Dear Parents:

A new effort is underway across Ohio to prevent drug abuse among Ohio’s most vulnerable citizens – our children. Governor John R. Kasich and First Lady Karen W. Kasich have launched Start Talking! to give parents, guardians, educators and community leaders the tools to start the conversation with Ohio’s youth about the importance of living healthy, drug-free lives.

A majority of substance-free adolescents credit their parents for the decision not to use illegal substances. Likewise, teachers and other authority figures can have a similar influence on youth and their decision-making.

Parents, mentors and peers can make a difference just by talking to the young people in their lives about drug abuse. Please Start Talking!

Start Talking website link:

You can sign up to receive tips, information, and periodic updates on how to help your child.

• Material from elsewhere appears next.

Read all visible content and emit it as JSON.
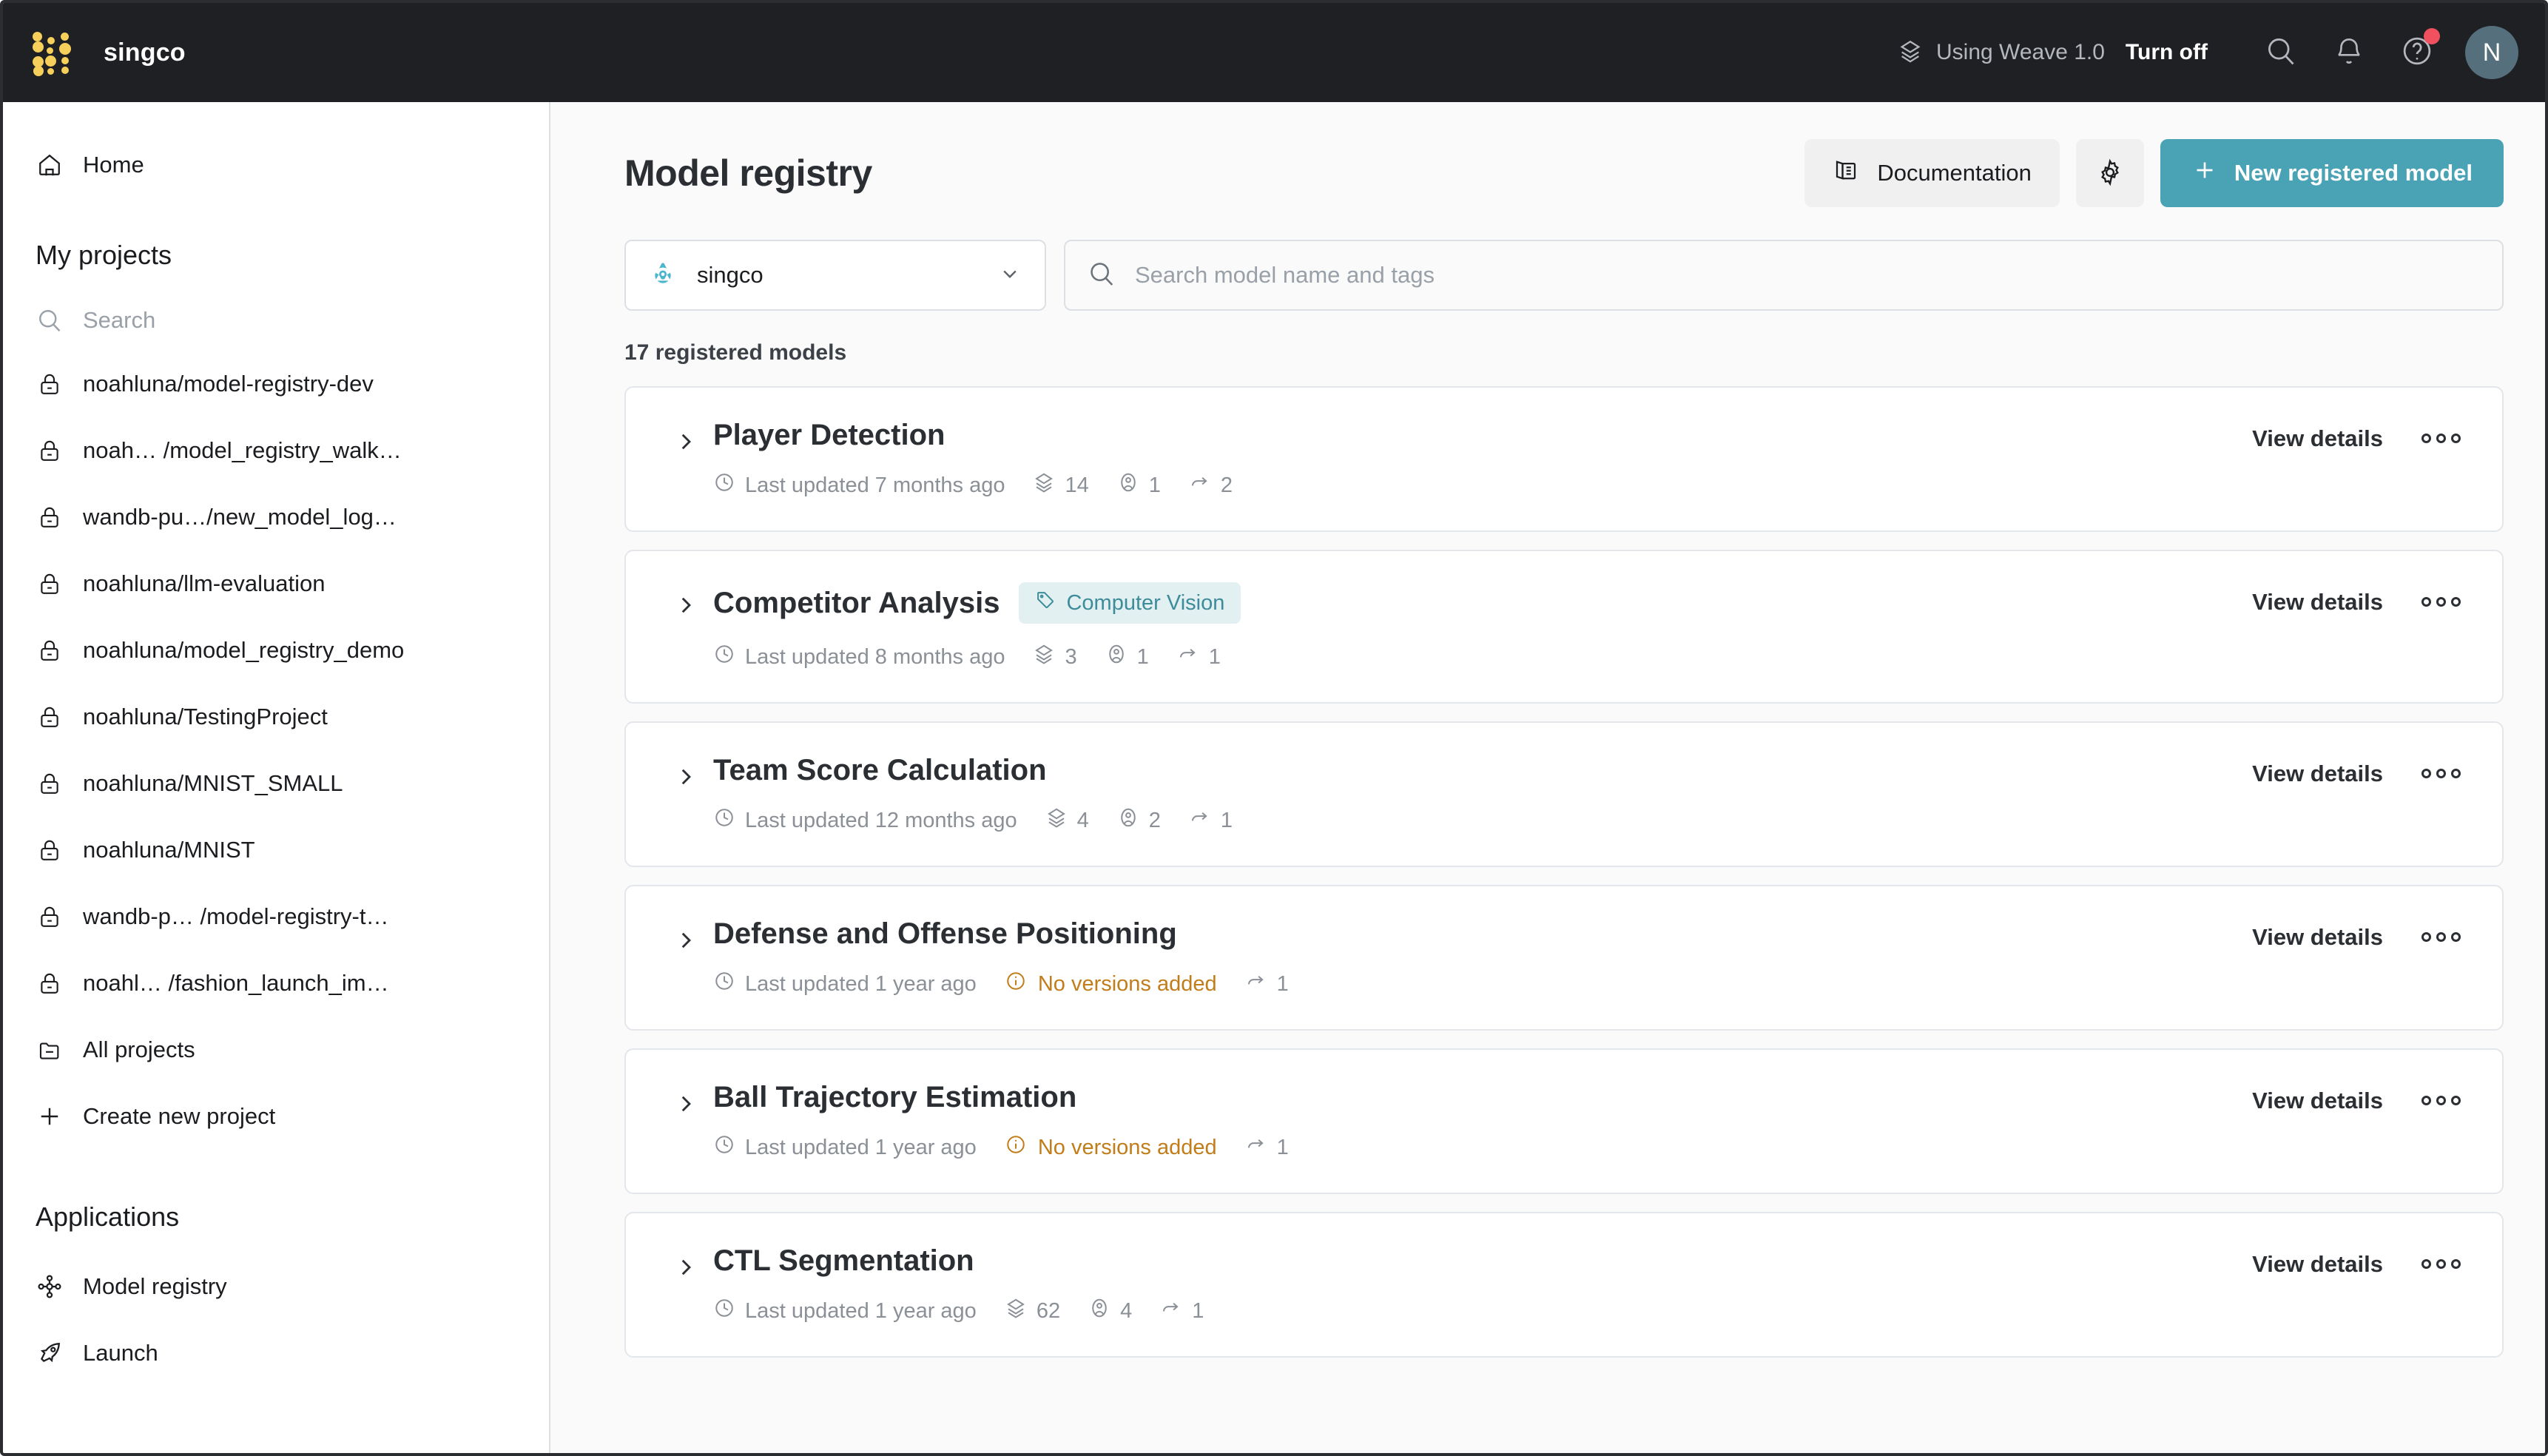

TALK FREQUENTLY - Make it a habit to talk to you child daily about everyday stuff. Once you have made it a routine to talk about normal, everyday activities, it is easier to steer conversations to more intense discussions about drug use.

SHOW INTEREST - Give your child your full attention when they are talking. Be interested and listen to what they are saying. Show that you are willing to take them seriously and their opinions and comments matter

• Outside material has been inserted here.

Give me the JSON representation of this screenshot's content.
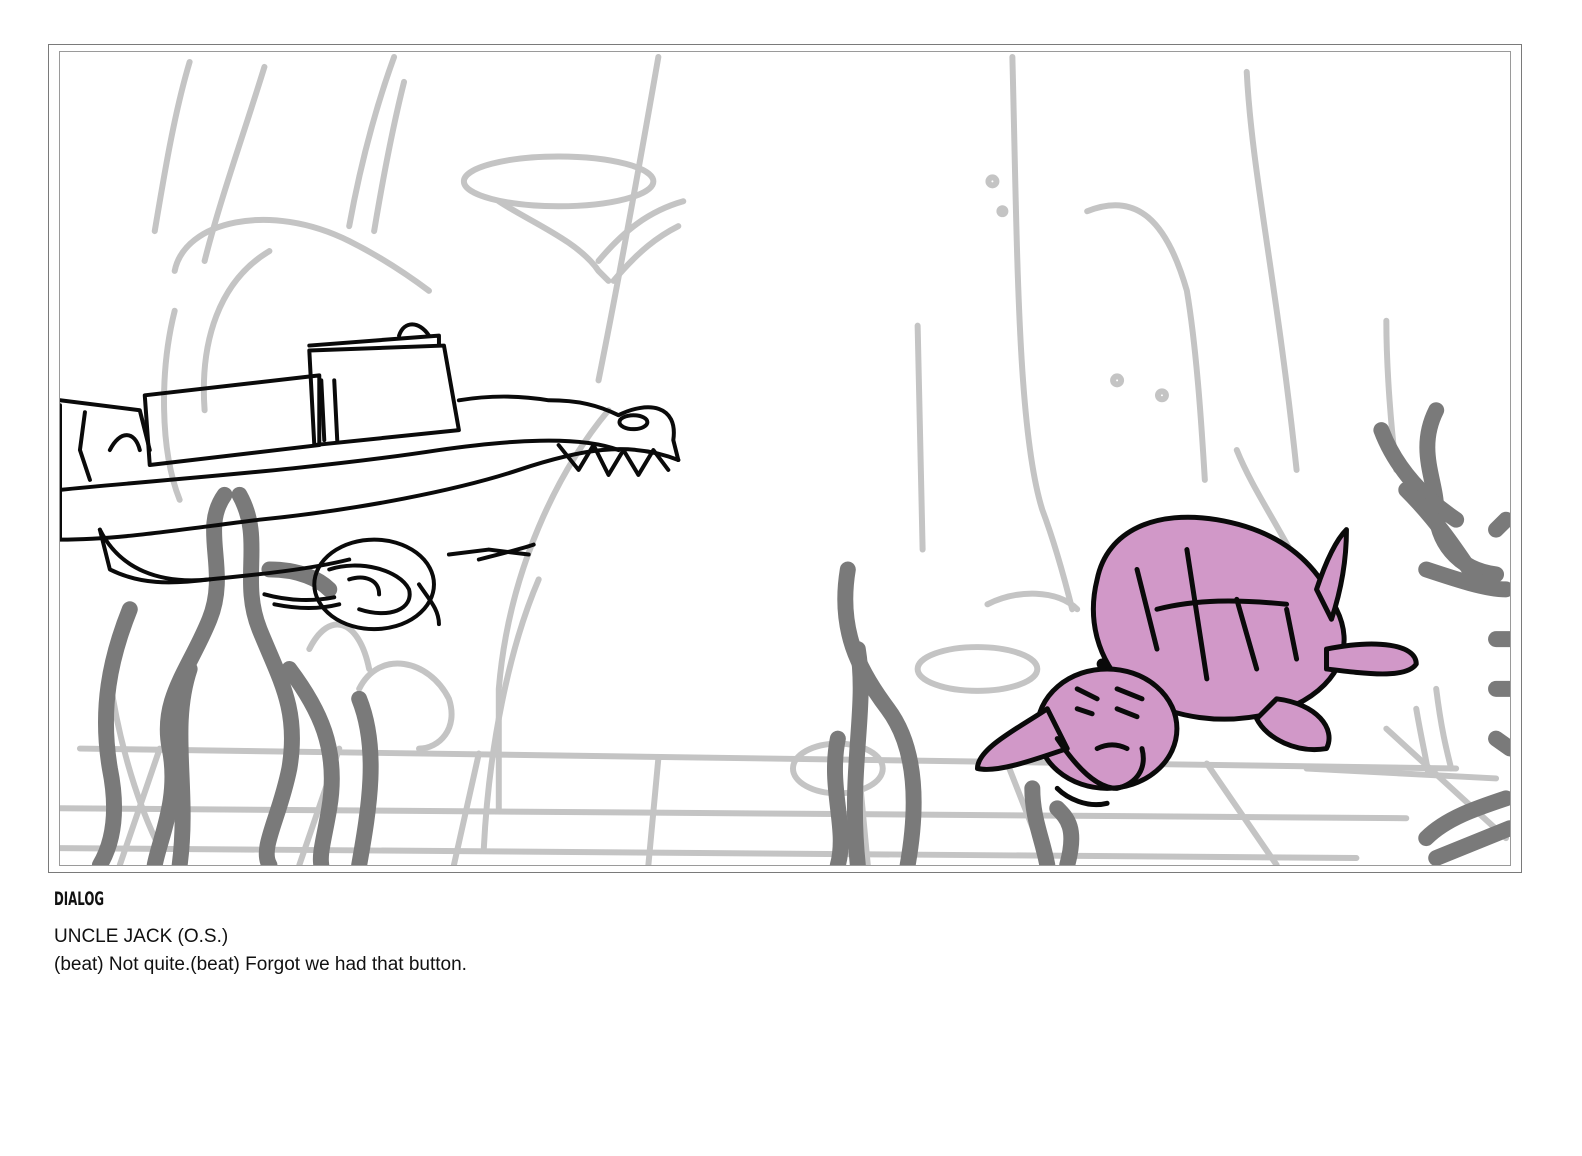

BE CAREFUL WHAT YOU SAY - Avoid being judgmental of talking down to them once your child expresses thoughts about drug use. Even if you do not agree, be willing to hear your child’s viewpoint and be willing to let them express it without criticism.

BE CAREFUL HOW YOU SAY IT - Be aware of your tone of voice. Sometimes it isn’t what we say but how it’s said. Avoid sounding shocked, angry, or disgusted by comments your child might make. Remember, these conversations are difficult for your child, too, and they may not have the conversational skills to express everything they want to say in the most mature way.

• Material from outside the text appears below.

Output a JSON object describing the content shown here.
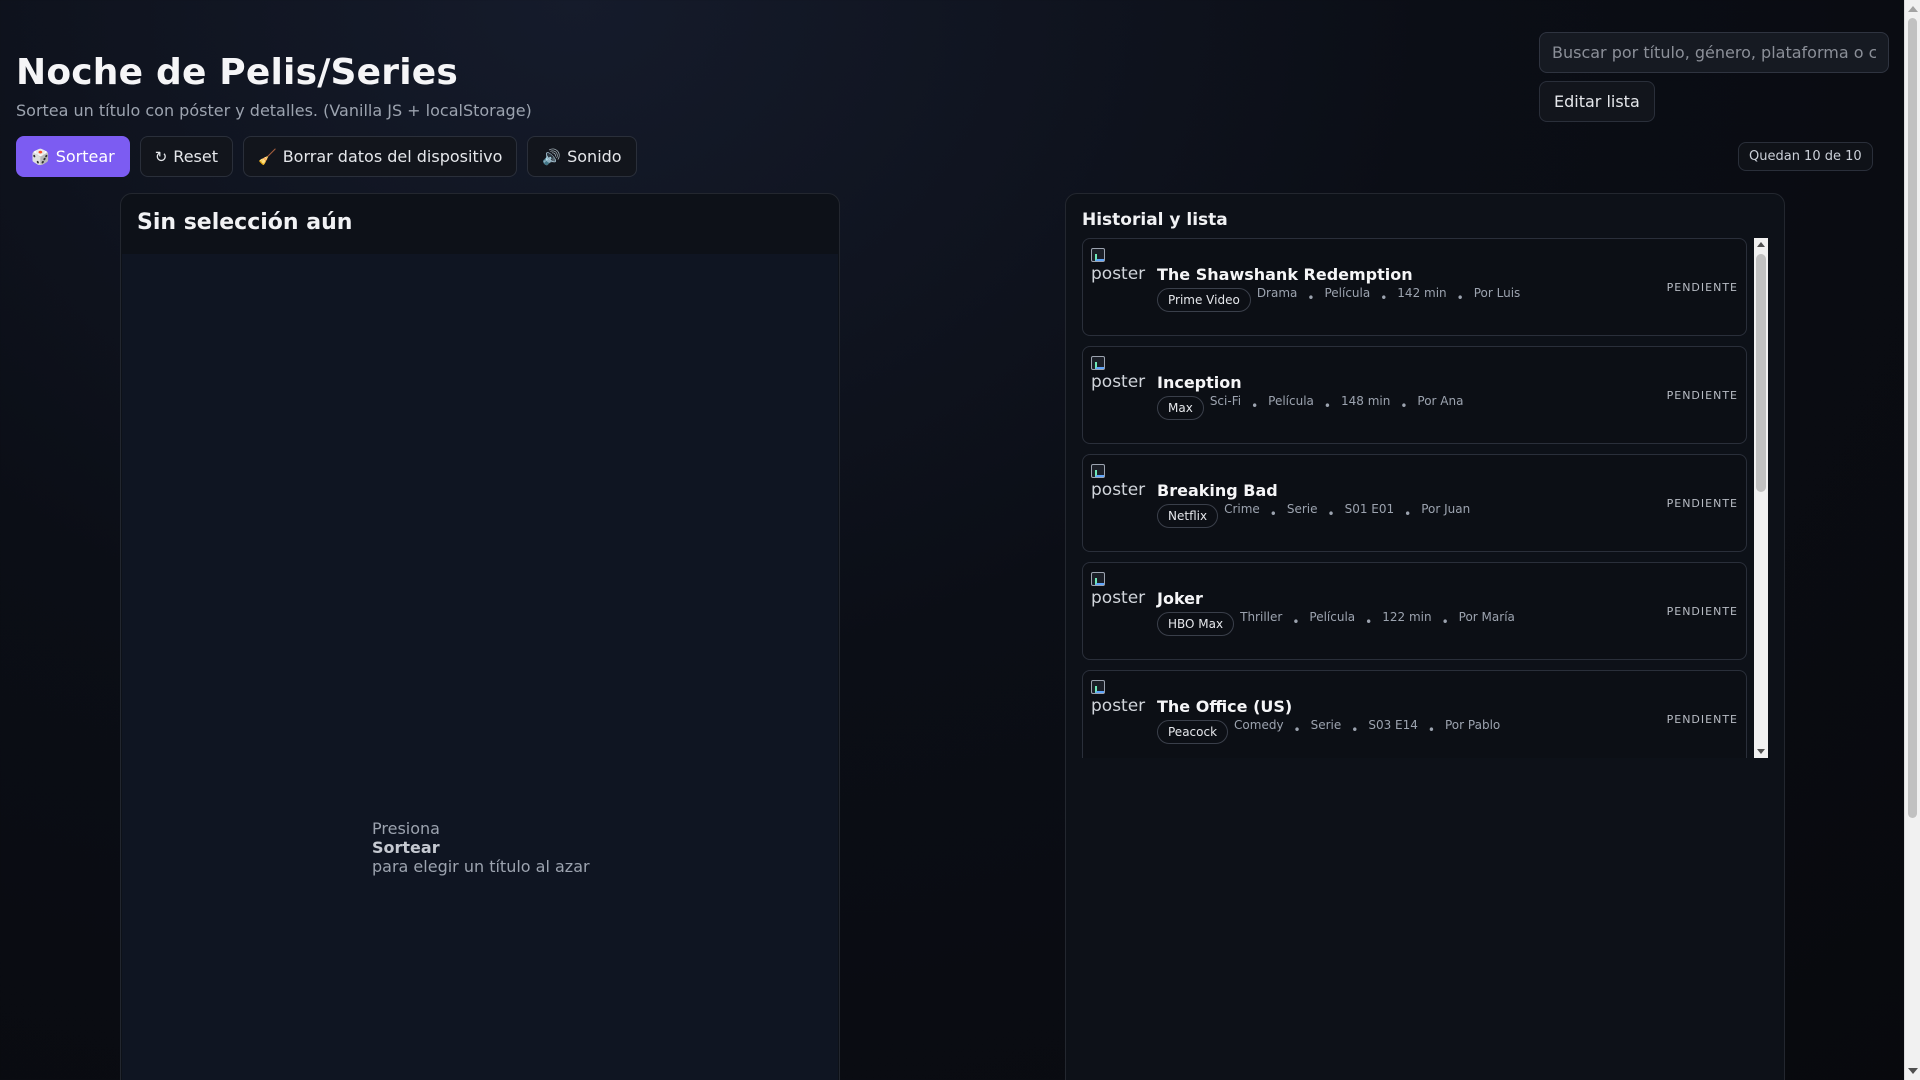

KNOW THE FACTS ABOUT DRUGS/ALCOHOL/TOBACCO - The more you know about substance abuse, the more comfortable you will be when conversing with your child. The Parent 360 RX program is a good way to learn updated information on drugs and alcohol and what kids may be hearing and experiencing away from home. Experts say informed parents are more successful in their talks with their kids.

BE RESPECTFUL AND GENUINE - Respect what your child has to say and be fully engaged in the conversation. Be sincere in your reactions and honestly interested in their viewpoint. Kids are more likely to talk about drugs on a regular basis, if they know their comments will be listened to and valued.

THEY TALK; YOU LISTEN - Avoid interrupting your child as they talk. Resist lecturing when it’s your turn to talk.

SCARE TACTICS DON’T WORK - Prevention experts advise that scare tactics and over dramatic statements will not get the attention of your child.

CONTROL YOUR EMOTIONS - If the talk gets heated and you show your anger or frustration, the child will most likely stop the conversation. Set emotions aside, offer facts, experience and expectations without harsh judgment.

TAKE ADVANTAGE OF TEACHABLE MOMENTS - These moments occur everyday. You’re listening to the radio or watching TV, an ad comes on, a situation or news item, involving drugs or alcohol. Use that to bring up the topic and get your child’s reaction. Another good time is when you’re in the car. No one is forced to look face to face and may feel comfortably to talk freely.